History of Revolt
The United States was founded on mass disobedience and alleged violation of unjust laws. The most famous was the December, 1773 Boston Tea Party, anti-tax protest.
Slave revolts and runaways, however, were illegal before and after U.S. independence. Labor strikes were infiltrated and attacked by employers’ agents (Pinkertons) and cops. Strikes were declared “illegal” until victory was won.
Without civil disobedience and struggle against corrupt rulers and police, no progress can be made.
What has been most positive about the current explosions is that young whites and other minorities joined with African Americans. A true multiracial coalition emerged where many have stood up to the police and demanded justice.
The difficult forging of unity with oppressed people is necessary to launch mass revolutionary movements for fundamental change. African Americans are an oppressed national minority without full citizenship — deserving self-determination.
Marx and Engels made this analysis about oppressed peoples in the 19th century. Elaborated on by the Russian revolutionary leaders Lenin and Trotsky, it remains valid today:
“No nation can be free if it oppresses other nations.” (Friedrich Engels)
“The nation that oppresses another nation forges its own chains.” (Karl Marx)
“Right of self-determination for all nations included within the bounds of the state.” (Article 9, Program of the Russian Social Democratic Labor Party, 1903)
Martin Luther King Jr., the most prominent leader of the mass civil rights movement in the 1960s and advocate of nonviolent protest:
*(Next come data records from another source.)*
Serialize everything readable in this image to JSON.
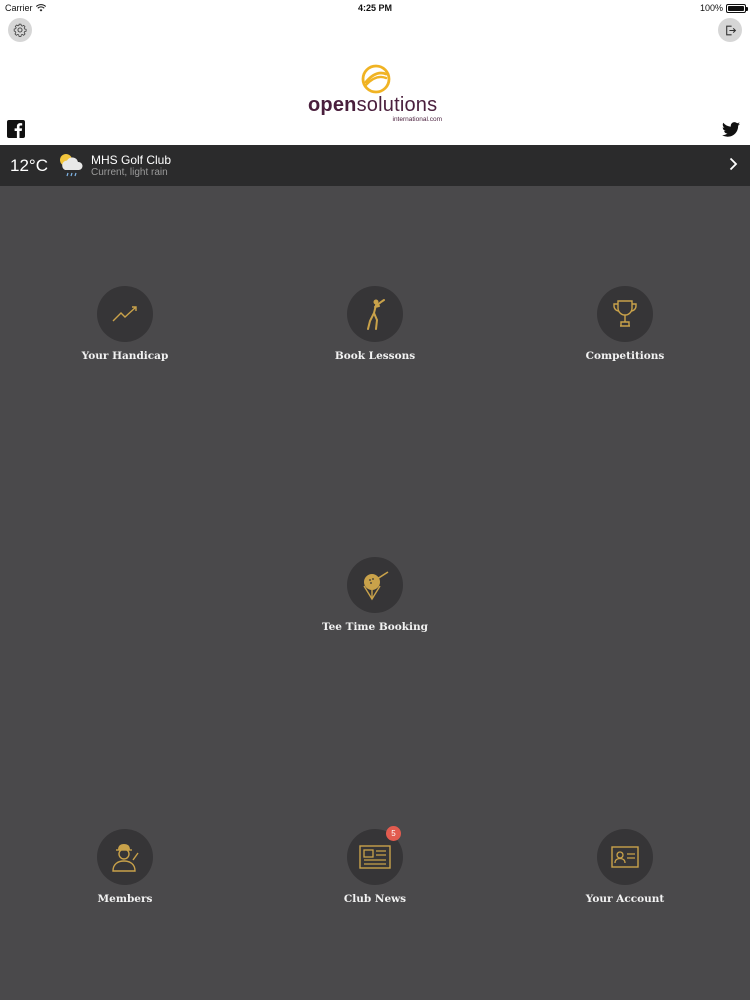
{
  "status_bar": {
    "carrier": "Carrier",
    "time": "4:25 PM",
    "battery": "100%"
  },
  "header": {
    "logo": {
      "text_part1": "open",
      "text_part2": "solutions",
      "subtext": "international.com",
      "brand_color": "#4a1f3d",
      "accent_color": "#f0b323"
    },
    "icons": [
      "gear-icon",
      "logout-icon",
      "facebook-icon",
      "twitter-icon"
    ]
  },
  "weather": {
    "temperature": "12°C",
    "location": "MHS Golf Club",
    "condition": "Current, light rain"
  },
  "tiles": [
    {
      "label": "Your Handicap",
      "icon": "handicap-chart-icon"
    },
    {
      "label": "Book Lessons",
      "icon": "golfer-icon"
    },
    {
      "label": "Competitions",
      "icon": "trophy-icon"
    },
    {
      "label": "Tee Time Booking",
      "icon": "golf-tee-icon"
    },
    {
      "label": "Members",
      "icon": "member-icon"
    },
    {
      "label": "Club News",
      "icon": "newspaper-icon",
      "badge": "5"
    },
    {
      "label": "Your Account",
      "icon": "account-card-icon"
    }
  ],
  "colors": {
    "background": "#4a494b",
    "weather_bar": "#2b2b2c",
    "icon_circle": "#363537",
    "icon_gold": "#c9a24a",
    "badge": "#e25b4f"
  }
}
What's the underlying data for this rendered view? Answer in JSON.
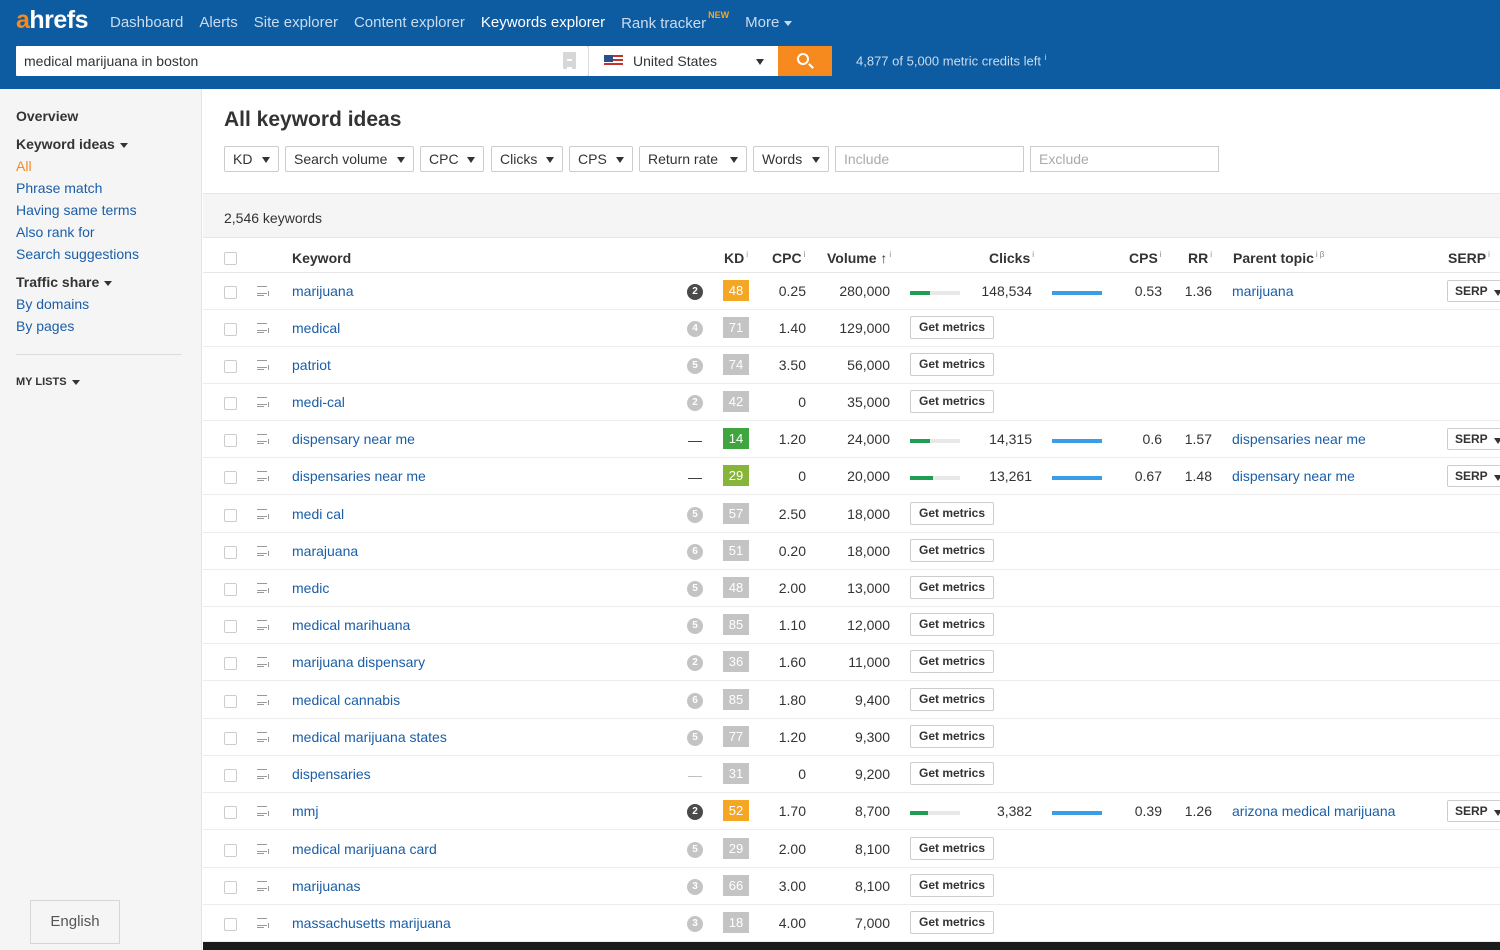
{
  "header": {
    "logo_a": "a",
    "logo_rest": "hrefs",
    "nav": [
      {
        "label": "Dashboard"
      },
      {
        "label": "Alerts"
      },
      {
        "label": "Site explorer"
      },
      {
        "label": "Content explorer"
      },
      {
        "label": "Keywords explorer",
        "active": true
      },
      {
        "label": "Rank tracker",
        "badge": "NEW"
      },
      {
        "label": "More"
      }
    ],
    "search_value": "medical marijuana in boston",
    "country": "United States",
    "credits": "4,877 of 5,000 metric credits left",
    "credits_info": "i"
  },
  "sidebar": {
    "overview": "Overview",
    "keyword_ideas": "Keyword ideas",
    "keyword_links": [
      "All",
      "Phrase match",
      "Having same terms",
      "Also rank for",
      "Search suggestions"
    ],
    "traffic_share": "Traffic share",
    "traffic_links": [
      "By domains",
      "By pages"
    ],
    "my_lists": "MY LISTS",
    "language": "English"
  },
  "main": {
    "title": "All keyword ideas",
    "filters": [
      "KD",
      "Search volume",
      "CPC",
      "Clicks",
      "CPS",
      "Return rate",
      "Words"
    ],
    "include_placeholder": "Include",
    "exclude_placeholder": "Exclude",
    "keyword_count": "2,546 keywords",
    "columns": {
      "keyword": "Keyword",
      "kd": "KD",
      "cpc": "CPC",
      "volume": "Volume",
      "clicks": "Clicks",
      "cps": "CPS",
      "rr": "RR",
      "parent_topic": "Parent topic",
      "serp": "SERP",
      "info": "i",
      "beta": "β",
      "sort_arrow": "↑"
    },
    "get_metrics_label": "Get metrics",
    "serp_label": "SERP",
    "rows": [
      {
        "keyword": "marijuana",
        "serp_features": "2",
        "sf_style": "dark",
        "kd": "48",
        "kd_color": "orange",
        "cpc": "0.25",
        "volume": "280,000",
        "clicks": "148,534",
        "clicks_frac": 0.4,
        "cps": "0.53",
        "rr": "1.36",
        "parent": "marijuana"
      },
      {
        "keyword": "medical",
        "serp_features": "4",
        "sf_style": "gray",
        "kd": "71",
        "kd_color": "gray",
        "cpc": "1.40",
        "volume": "129,000"
      },
      {
        "keyword": "patriot",
        "serp_features": "5",
        "sf_style": "gray",
        "kd": "74",
        "kd_color": "gray",
        "cpc": "3.50",
        "volume": "56,000"
      },
      {
        "keyword": "medi-cal",
        "serp_features": "2",
        "sf_style": "gray",
        "kd": "42",
        "kd_color": "gray",
        "cpc": "0",
        "volume": "35,000"
      },
      {
        "keyword": "dispensary near me",
        "serp_features": "—",
        "sf_style": "dash",
        "kd": "14",
        "kd_color": "green",
        "cpc": "1.20",
        "volume": "24,000",
        "clicks": "14,315",
        "clicks_frac": 0.4,
        "cps": "0.6",
        "rr": "1.57",
        "parent": "dispensaries near me"
      },
      {
        "keyword": "dispensaries near me",
        "serp_features": "—",
        "sf_style": "dash",
        "kd": "29",
        "kd_color": "lgreen",
        "cpc": "0",
        "volume": "20,000",
        "clicks": "13,261",
        "clicks_frac": 0.45,
        "cps": "0.67",
        "rr": "1.48",
        "parent": "dispensary near me"
      },
      {
        "keyword": "medi cal",
        "serp_features": "5",
        "sf_style": "gray",
        "kd": "57",
        "kd_color": "gray",
        "cpc": "2.50",
        "volume": "18,000"
      },
      {
        "keyword": "marajuana",
        "serp_features": "6",
        "sf_style": "gray",
        "kd": "51",
        "kd_color": "gray",
        "cpc": "0.20",
        "volume": "18,000"
      },
      {
        "keyword": "medic",
        "serp_features": "5",
        "sf_style": "gray",
        "kd": "48",
        "kd_color": "gray",
        "cpc": "2.00",
        "volume": "13,000"
      },
      {
        "keyword": "medical marihuana",
        "serp_features": "5",
        "sf_style": "gray",
        "kd": "85",
        "kd_color": "gray",
        "cpc": "1.10",
        "volume": "12,000"
      },
      {
        "keyword": "marijuana dispensary",
        "serp_features": "2",
        "sf_style": "gray",
        "kd": "36",
        "kd_color": "gray",
        "cpc": "1.60",
        "volume": "11,000"
      },
      {
        "keyword": "medical cannabis",
        "serp_features": "6",
        "sf_style": "gray",
        "kd": "85",
        "kd_color": "gray",
        "cpc": "1.80",
        "volume": "9,400"
      },
      {
        "keyword": "medical marijuana states",
        "serp_features": "5",
        "sf_style": "gray",
        "kd": "77",
        "kd_color": "gray",
        "cpc": "1.20",
        "volume": "9,300"
      },
      {
        "keyword": "dispensaries",
        "serp_features": "—",
        "sf_style": "dashlight",
        "kd": "31",
        "kd_color": "gray",
        "cpc": "0",
        "volume": "9,200"
      },
      {
        "keyword": "mmj",
        "serp_features": "2",
        "sf_style": "dark",
        "kd": "52",
        "kd_color": "orange",
        "cpc": "1.70",
        "volume": "8,700",
        "clicks": "3,382",
        "clicks_frac": 0.35,
        "cps": "0.39",
        "rr": "1.26",
        "parent": "arizona medical marijuana"
      },
      {
        "keyword": "medical marijuana card",
        "serp_features": "5",
        "sf_style": "gray",
        "kd": "29",
        "kd_color": "gray",
        "cpc": "2.00",
        "volume": "8,100"
      },
      {
        "keyword": "marijuanas",
        "serp_features": "3",
        "sf_style": "gray",
        "kd": "66",
        "kd_color": "gray",
        "cpc": "3.00",
        "volume": "8,100"
      },
      {
        "keyword": "massachusetts marijuana",
        "serp_features": "3",
        "sf_style": "gray",
        "kd": "18",
        "kd_color": "gray",
        "cpc": "4.00",
        "volume": "7,000"
      }
    ]
  },
  "colors": {
    "header_bg": "#0d5ba1",
    "accent_orange": "#f68a1f",
    "link_blue": "#1a5ea8",
    "kd_orange": "#f5a623",
    "kd_green": "#3fa63f",
    "kd_light_green": "#87b53a",
    "kd_gray": "#c4c4c4",
    "clicks_green": "#1f9d55",
    "cps_blue": "#3a9ee5"
  }
}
“We adopt the means of nonviolence because our end is a community at peace with itself. We will try to persuade with our words, but if our words fail, we will try to persuade with our acts.”
King also said, “Oppressed people cannot remain oppressed forever. The yearning for freedom eventually manifests itself.”
In 1967 speech, the “Other America,” King said about “riots:”
“In the final analysis, a riot is the language of the unheard. And what is it that America has failed to hear?
A Minneapolis Black Lives Matter leader put it clearly: the police force needs to be disinvested and resources put into the Black, brown and native peoples communities.
The occupying force should be dissolved, replaced by community control with strong regulations that the new police force must live in the community they patrol and be accountable to that same community.
But on June 1 Donald Trump held a Rose Garden gathering of white mainly male staffers to threaten the invocation of the rarely used Insurrection Act of 1807. He said if the governors do not “dominate” protesters with force he would do so by sending in the armed forces.
His reality show of the presidency was orchestrated for the cameras. He spoke to his white nationalist supporters and the FOX news media. He issued his claim of being a “Law and Order” president, then walked to a nearby famous church where he waved a Bible (upside-down) for the cameras, and left. Peaceful and legal protesters had been cleared away by massive teargassing and police assault.
The president can invoke the Insurrection Act only if requested by a state’s governor. The law was written specifically to prevent dictatorial actions by the president; Trump’s threat is in violation of the law. Since then leading military figures have openly denounced the threat. Meanwhile the marches continue.
No Justice! No Peace!
July-August 2020, ATC 207